Pick out all lines of the entries that include the word "MediDate" and copy them.

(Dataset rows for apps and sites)

[Start of section]

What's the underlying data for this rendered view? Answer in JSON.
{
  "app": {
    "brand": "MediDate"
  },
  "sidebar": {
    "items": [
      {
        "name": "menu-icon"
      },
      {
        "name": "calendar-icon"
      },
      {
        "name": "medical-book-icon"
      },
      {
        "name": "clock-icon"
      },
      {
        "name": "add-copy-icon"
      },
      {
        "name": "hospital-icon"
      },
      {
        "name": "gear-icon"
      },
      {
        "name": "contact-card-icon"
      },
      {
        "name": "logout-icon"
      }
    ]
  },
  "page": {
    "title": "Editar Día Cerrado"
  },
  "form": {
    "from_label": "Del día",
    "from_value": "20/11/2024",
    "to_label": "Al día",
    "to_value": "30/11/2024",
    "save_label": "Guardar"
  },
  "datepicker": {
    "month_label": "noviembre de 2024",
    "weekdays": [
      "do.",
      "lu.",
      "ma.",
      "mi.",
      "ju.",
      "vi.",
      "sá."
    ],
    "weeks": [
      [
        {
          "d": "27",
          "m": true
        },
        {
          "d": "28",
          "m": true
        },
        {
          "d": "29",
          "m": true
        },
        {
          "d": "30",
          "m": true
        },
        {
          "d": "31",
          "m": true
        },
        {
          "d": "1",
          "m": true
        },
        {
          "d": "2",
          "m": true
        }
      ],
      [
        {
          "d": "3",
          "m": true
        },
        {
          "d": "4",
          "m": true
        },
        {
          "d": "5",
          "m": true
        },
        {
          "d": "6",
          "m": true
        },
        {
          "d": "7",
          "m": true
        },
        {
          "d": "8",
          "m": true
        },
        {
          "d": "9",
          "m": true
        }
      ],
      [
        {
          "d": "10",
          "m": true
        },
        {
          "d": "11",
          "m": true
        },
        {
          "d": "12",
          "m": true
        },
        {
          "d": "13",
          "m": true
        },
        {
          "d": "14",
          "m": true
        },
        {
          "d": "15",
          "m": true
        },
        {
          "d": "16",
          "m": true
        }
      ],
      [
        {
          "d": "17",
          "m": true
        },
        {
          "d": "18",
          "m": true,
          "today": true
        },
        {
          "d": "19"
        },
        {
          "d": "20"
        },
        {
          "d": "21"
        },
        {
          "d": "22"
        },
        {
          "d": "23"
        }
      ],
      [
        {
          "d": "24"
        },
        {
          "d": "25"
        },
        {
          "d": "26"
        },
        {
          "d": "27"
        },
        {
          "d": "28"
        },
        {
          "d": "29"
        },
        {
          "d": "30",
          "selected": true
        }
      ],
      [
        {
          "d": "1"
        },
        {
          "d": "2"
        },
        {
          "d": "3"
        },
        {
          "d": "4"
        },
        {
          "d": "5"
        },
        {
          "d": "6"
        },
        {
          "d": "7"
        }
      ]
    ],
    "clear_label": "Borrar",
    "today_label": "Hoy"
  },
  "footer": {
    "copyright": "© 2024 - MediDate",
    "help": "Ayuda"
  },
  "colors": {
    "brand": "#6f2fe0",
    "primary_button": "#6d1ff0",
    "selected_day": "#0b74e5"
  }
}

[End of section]

**EXERCISE OUTPUT**:
    "brand": "MediDate"
    "copyright": "© 2024 - MediDate",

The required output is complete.